## Assignment
Scan the data below and report how many lines include the word "heading". Nothing else is wanted.

## Provided records
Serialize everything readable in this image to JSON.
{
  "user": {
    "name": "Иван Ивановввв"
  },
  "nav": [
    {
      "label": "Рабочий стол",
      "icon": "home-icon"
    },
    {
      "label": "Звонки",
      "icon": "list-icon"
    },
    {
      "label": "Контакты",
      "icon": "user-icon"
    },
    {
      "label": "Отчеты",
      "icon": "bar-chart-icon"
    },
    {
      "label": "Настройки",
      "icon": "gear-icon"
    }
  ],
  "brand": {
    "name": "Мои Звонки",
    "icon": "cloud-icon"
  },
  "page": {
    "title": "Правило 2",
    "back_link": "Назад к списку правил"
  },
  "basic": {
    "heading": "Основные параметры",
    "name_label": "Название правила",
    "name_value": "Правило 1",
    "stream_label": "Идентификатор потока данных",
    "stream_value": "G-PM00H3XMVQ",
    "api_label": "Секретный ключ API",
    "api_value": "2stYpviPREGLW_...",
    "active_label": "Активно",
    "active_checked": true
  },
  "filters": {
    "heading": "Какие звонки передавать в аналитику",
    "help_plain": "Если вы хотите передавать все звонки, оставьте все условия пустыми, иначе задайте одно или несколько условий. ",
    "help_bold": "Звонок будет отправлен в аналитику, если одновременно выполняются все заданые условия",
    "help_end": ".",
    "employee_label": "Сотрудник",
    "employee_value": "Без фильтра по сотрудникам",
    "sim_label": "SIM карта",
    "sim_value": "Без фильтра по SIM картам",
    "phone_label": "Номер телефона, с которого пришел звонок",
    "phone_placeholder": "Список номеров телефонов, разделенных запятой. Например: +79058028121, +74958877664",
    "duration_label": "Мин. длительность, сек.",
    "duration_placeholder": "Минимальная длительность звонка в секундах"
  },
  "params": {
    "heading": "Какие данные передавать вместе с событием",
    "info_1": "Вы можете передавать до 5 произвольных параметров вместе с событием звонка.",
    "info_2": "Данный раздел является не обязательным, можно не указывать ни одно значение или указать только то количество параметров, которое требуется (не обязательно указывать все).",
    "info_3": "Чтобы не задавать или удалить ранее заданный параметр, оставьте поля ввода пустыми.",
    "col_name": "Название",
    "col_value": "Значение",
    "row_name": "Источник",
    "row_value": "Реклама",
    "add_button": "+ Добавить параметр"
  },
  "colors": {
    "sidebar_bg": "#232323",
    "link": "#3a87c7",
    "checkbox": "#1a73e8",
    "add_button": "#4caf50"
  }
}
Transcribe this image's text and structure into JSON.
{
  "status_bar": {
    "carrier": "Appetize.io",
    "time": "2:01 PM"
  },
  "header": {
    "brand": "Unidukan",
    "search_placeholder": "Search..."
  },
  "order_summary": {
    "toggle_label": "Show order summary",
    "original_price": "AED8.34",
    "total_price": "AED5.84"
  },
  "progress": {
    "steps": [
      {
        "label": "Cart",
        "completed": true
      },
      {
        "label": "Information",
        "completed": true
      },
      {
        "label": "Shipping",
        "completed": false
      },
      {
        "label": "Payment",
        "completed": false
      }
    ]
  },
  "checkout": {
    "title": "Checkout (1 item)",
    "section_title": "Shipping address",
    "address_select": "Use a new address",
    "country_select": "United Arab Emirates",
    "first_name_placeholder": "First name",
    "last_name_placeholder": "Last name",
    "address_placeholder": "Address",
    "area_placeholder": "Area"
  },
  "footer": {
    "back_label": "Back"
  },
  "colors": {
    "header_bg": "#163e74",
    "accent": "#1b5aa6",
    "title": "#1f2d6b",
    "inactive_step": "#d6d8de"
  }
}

## Reply
3